> Work request
Find every line in the records below that holds the word "title", and copy each one.

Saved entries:
--- --- ---
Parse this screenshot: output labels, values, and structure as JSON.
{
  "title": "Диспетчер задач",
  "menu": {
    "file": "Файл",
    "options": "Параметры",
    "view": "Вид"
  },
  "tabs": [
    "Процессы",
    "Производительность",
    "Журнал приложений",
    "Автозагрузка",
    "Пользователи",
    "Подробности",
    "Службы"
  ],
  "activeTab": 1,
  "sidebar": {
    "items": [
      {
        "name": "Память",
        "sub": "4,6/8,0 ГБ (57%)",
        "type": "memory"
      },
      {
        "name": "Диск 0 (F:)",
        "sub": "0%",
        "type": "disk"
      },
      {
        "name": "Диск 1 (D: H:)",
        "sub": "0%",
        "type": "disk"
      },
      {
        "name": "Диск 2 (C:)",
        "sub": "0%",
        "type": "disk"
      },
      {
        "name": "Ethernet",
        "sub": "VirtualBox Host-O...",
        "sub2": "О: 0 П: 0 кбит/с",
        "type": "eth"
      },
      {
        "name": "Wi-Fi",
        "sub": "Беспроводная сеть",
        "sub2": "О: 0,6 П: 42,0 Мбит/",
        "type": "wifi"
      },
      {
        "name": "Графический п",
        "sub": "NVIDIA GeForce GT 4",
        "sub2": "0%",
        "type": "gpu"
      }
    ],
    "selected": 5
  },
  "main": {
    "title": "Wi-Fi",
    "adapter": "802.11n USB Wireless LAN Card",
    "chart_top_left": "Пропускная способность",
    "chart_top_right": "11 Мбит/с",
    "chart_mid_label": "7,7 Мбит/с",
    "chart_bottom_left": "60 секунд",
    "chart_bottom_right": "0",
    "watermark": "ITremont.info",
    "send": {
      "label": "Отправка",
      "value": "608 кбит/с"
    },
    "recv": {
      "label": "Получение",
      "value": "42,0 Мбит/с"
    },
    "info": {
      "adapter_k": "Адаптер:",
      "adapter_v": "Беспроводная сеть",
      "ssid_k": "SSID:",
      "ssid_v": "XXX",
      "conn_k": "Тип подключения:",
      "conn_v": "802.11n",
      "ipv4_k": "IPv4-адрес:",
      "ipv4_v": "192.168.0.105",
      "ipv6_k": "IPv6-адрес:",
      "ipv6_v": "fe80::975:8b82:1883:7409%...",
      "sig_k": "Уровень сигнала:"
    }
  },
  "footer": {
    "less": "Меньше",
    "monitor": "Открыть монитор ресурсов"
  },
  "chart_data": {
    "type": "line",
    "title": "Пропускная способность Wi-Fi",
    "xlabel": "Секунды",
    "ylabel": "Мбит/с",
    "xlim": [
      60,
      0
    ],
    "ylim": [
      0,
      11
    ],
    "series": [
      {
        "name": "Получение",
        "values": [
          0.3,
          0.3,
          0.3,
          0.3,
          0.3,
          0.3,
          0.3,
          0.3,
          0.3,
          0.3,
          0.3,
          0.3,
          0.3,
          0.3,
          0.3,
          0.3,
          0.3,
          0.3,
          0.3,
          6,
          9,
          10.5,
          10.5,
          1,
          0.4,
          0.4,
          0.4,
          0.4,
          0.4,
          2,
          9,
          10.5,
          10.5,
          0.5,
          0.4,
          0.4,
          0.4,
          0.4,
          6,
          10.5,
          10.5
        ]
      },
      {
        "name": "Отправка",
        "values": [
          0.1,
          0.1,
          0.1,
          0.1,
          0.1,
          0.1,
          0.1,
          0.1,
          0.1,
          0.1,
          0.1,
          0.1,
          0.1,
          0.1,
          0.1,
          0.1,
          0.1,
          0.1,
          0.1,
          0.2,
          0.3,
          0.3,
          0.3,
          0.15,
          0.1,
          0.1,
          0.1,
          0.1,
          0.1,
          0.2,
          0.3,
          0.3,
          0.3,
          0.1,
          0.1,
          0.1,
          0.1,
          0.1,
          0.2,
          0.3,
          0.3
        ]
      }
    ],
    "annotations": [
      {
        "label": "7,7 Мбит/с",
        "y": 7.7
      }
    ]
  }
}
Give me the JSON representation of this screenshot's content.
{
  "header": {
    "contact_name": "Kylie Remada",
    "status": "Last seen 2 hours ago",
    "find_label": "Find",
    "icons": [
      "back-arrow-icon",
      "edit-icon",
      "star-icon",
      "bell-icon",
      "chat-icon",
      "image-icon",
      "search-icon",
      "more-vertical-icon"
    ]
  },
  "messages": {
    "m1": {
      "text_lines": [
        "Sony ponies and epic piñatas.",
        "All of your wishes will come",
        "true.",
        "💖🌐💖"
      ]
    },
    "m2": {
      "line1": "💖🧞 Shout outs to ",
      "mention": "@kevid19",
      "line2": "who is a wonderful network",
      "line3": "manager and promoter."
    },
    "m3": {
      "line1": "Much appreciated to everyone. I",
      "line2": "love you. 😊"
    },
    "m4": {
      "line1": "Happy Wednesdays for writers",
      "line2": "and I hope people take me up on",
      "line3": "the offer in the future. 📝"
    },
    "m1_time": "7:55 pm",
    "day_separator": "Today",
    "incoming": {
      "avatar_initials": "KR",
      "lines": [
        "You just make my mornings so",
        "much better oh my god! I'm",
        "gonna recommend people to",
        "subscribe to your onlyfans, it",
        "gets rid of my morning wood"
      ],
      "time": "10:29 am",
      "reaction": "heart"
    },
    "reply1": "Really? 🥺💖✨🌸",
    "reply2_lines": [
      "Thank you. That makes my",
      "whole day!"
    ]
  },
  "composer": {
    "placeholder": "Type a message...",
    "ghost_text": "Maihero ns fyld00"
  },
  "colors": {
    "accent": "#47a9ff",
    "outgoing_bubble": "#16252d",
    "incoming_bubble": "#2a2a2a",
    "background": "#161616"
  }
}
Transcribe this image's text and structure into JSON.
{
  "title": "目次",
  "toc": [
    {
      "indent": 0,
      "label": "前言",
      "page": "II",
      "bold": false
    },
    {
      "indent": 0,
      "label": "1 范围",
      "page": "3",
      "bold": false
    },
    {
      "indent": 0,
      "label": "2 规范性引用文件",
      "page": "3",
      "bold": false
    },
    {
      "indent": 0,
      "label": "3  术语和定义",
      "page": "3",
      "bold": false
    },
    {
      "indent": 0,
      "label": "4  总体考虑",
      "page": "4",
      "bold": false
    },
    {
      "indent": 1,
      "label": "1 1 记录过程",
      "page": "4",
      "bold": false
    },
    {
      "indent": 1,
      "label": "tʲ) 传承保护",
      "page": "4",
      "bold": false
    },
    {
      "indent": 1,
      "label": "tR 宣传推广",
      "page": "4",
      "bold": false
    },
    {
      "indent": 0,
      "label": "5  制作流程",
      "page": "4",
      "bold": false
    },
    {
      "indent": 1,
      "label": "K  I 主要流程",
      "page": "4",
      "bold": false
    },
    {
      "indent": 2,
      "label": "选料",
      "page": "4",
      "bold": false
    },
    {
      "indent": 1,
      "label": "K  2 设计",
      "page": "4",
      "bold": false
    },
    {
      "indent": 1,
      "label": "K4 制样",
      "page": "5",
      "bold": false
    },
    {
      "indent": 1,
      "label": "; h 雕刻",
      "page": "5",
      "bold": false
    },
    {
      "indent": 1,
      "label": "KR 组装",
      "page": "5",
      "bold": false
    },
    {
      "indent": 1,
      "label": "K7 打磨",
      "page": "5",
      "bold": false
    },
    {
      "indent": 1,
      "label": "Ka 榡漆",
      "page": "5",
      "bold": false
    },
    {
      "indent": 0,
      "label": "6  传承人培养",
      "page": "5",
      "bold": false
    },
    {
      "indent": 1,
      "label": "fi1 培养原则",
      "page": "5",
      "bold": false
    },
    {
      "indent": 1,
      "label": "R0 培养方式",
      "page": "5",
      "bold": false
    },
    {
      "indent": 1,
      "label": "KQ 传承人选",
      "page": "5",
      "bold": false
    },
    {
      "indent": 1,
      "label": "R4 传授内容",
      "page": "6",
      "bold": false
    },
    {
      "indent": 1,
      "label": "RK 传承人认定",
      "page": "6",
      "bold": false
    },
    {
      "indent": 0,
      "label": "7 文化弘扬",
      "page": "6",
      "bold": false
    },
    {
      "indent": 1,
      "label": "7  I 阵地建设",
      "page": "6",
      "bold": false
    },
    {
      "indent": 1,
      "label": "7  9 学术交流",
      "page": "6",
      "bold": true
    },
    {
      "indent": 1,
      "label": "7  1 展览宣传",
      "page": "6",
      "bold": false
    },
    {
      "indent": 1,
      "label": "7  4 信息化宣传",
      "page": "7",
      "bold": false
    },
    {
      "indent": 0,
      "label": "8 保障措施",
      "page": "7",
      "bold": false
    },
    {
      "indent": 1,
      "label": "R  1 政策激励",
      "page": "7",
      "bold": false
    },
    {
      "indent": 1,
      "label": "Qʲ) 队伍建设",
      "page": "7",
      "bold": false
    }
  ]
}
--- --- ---
> Exercise response
  "title": "Диспетчер задач",
    "title": "Wi-Fi",
    "title": "Пропускная способность Wi-Fi",
  "title": "目次",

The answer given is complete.